## What this task involves
Search the records below for the word "Добавить". Pull out each line that has it.

App and web page records
========================================
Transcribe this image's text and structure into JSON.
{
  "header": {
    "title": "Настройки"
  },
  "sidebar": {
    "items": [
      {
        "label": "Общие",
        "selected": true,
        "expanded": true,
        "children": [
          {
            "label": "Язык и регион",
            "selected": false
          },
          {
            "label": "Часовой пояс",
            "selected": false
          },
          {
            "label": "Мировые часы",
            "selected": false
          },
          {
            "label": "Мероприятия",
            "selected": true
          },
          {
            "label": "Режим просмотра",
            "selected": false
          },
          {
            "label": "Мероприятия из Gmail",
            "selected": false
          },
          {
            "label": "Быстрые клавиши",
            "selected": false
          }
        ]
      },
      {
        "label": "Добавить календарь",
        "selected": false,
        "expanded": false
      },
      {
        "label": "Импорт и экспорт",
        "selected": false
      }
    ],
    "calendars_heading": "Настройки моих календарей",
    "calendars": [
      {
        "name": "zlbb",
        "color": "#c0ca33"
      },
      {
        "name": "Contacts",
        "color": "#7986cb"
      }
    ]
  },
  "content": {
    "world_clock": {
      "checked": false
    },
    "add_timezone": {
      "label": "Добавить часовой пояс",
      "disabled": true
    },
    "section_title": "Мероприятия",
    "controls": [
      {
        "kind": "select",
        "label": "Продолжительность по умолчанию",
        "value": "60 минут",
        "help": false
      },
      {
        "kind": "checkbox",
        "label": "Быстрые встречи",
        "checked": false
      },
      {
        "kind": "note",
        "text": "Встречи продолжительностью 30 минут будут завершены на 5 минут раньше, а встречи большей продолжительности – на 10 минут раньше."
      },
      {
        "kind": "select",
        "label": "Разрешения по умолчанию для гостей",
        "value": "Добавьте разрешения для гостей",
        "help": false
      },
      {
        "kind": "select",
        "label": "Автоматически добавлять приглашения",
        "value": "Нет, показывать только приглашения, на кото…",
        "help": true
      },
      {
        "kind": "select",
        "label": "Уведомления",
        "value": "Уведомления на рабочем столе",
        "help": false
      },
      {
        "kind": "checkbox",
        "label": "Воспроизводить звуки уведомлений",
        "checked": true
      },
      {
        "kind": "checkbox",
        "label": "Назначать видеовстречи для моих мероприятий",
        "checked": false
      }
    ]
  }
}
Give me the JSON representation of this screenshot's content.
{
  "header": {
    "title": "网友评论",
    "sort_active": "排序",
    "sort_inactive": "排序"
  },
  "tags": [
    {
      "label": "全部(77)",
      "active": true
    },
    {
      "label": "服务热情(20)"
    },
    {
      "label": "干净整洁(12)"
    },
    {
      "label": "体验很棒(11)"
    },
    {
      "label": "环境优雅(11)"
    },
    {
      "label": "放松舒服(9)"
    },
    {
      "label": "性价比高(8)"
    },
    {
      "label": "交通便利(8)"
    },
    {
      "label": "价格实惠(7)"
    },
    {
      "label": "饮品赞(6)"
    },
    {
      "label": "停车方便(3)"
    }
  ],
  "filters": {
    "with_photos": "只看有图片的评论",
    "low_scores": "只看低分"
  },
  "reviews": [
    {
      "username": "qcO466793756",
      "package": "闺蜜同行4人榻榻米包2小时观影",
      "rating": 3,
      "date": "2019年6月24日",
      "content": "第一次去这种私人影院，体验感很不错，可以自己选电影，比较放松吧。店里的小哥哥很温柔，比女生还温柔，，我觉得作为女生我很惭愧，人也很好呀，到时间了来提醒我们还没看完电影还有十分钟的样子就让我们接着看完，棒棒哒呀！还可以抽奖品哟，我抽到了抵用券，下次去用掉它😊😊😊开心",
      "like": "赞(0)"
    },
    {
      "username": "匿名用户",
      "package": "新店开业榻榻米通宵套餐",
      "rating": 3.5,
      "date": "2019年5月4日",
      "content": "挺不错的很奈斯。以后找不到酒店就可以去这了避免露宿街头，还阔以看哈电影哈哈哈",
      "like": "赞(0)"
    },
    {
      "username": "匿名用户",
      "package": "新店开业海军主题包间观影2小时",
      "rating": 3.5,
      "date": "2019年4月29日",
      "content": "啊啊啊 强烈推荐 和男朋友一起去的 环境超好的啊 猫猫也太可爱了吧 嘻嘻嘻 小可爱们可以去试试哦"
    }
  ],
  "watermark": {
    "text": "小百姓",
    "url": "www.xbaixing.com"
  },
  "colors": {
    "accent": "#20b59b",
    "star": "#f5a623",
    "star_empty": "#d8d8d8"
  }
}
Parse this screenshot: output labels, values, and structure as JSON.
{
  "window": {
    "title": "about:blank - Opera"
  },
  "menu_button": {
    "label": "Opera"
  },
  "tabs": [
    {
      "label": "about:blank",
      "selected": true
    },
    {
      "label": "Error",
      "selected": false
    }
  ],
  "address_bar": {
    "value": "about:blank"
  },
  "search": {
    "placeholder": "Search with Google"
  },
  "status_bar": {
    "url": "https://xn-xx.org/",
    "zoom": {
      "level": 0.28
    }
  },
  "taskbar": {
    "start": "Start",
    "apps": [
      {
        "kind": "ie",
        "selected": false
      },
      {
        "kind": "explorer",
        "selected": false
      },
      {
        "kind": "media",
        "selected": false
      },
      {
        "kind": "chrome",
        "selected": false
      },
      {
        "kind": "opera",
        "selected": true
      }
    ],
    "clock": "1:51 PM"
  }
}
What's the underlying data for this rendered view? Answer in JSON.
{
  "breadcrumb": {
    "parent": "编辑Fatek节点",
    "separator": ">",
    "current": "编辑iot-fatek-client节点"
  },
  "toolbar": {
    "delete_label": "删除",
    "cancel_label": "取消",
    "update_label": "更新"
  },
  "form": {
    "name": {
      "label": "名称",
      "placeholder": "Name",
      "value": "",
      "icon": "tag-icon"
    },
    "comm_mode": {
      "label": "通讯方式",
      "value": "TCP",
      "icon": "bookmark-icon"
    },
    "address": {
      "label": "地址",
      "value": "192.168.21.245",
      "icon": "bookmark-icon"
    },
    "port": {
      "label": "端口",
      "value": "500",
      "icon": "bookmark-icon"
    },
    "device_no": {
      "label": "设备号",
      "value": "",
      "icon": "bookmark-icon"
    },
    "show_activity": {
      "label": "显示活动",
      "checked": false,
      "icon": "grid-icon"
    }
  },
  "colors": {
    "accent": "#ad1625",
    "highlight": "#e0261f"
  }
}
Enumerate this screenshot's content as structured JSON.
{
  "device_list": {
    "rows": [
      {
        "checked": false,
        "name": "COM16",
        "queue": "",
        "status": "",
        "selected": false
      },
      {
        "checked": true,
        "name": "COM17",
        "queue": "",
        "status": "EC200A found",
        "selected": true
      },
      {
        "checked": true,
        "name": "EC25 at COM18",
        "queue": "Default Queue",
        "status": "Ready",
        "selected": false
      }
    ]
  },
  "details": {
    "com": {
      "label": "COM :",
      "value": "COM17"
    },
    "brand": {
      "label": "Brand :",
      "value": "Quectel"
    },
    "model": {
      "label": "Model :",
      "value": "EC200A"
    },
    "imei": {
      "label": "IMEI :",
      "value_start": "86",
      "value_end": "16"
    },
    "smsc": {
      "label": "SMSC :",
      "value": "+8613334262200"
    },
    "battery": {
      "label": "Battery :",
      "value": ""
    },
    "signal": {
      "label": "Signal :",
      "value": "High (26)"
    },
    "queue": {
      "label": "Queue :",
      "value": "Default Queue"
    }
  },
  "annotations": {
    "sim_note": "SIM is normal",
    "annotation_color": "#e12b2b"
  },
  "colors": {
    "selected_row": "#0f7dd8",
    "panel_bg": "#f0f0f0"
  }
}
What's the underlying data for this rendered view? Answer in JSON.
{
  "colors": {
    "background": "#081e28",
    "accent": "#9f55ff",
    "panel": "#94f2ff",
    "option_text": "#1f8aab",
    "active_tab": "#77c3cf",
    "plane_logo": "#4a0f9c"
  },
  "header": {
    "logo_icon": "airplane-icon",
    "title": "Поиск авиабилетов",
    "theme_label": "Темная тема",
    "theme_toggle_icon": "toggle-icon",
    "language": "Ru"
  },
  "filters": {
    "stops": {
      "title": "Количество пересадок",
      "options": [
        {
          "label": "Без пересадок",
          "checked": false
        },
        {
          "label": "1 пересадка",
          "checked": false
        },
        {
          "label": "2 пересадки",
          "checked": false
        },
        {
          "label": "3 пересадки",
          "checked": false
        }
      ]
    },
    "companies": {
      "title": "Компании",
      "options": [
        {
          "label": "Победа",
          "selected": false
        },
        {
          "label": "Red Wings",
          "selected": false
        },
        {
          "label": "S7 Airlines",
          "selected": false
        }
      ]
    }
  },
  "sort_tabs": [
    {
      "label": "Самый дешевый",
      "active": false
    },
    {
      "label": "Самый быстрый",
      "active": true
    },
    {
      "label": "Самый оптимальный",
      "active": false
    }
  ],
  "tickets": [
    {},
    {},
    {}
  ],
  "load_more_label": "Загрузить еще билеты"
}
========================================
## Response area
        "label": "Добавить календарь",
      "label": "Добавить часовой пояс",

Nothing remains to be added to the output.